____ Exercise material

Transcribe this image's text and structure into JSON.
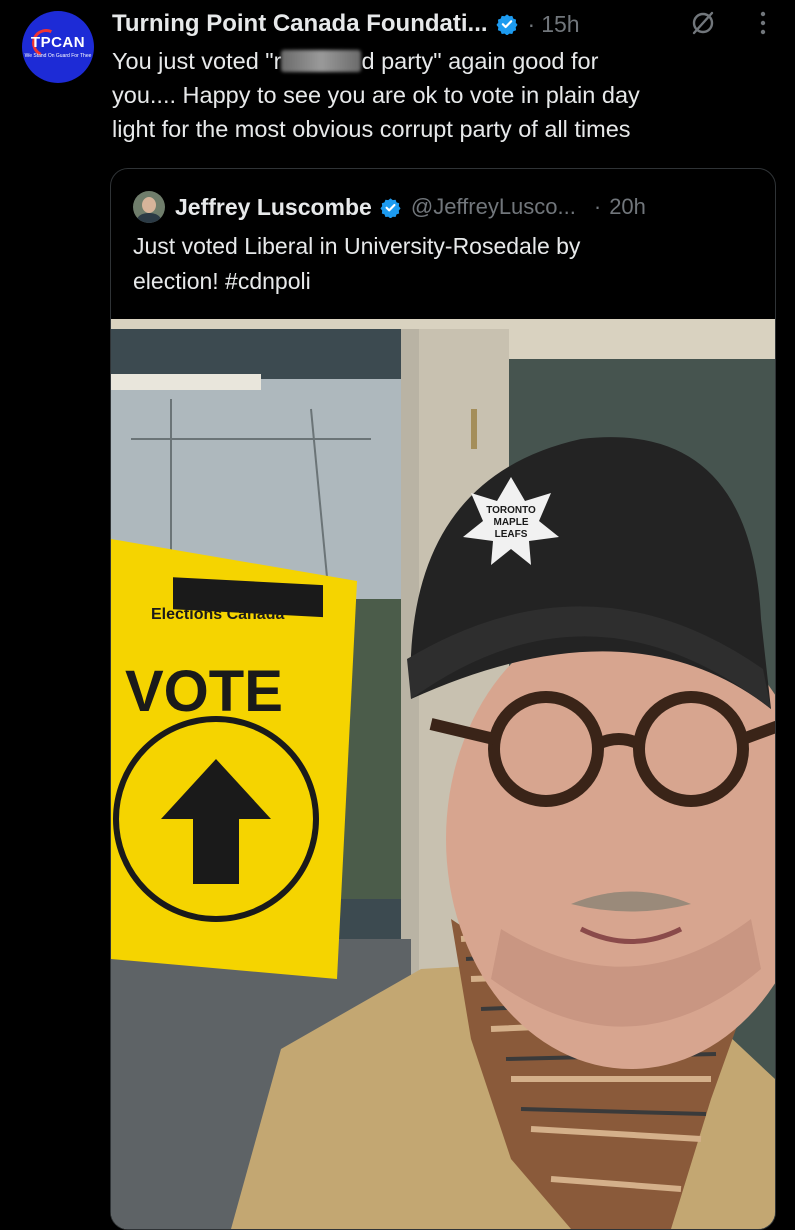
{
  "tweet": {
    "avatar_text": "TPCAN",
    "avatar_subtext": "We Stand On Guard For Thee",
    "author_name": "Turning Point Canada Foundati...",
    "dot": "·",
    "time": "15h",
    "text_line1_pre": "You just voted \"r",
    "text_line1_post": "d party\" again good for",
    "text_line2": "you.... Happy to see you are ok to vote in plain day",
    "text_line3": "light for the most obvious corrupt party of all times"
  },
  "quoted": {
    "author_name": "Jeffrey Luscombe",
    "handle": "@JeffreyLusco...",
    "dot": "·",
    "time": "20h",
    "text_line1": "Just voted Liberal in University-Rosedale by",
    "text_line2": "election! #cdnpoli",
    "image": {
      "sign_org": "Elections Canada",
      "sign_word": "VOTE",
      "hat_logo_line1": "TORONTO",
      "hat_logo_line2": "MAPLE",
      "hat_logo_line3": "LEAFS"
    }
  },
  "colors": {
    "background": "#000000",
    "text": "#e7e9ea",
    "muted": "#71767b",
    "verified": "#1d9bf0",
    "sign_yellow": "#f5d400"
  },
  "icons": [
    "verified-badge-icon",
    "grok-icon",
    "more-icon"
  ]
}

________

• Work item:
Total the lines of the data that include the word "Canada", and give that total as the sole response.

• Response to the exercise:
2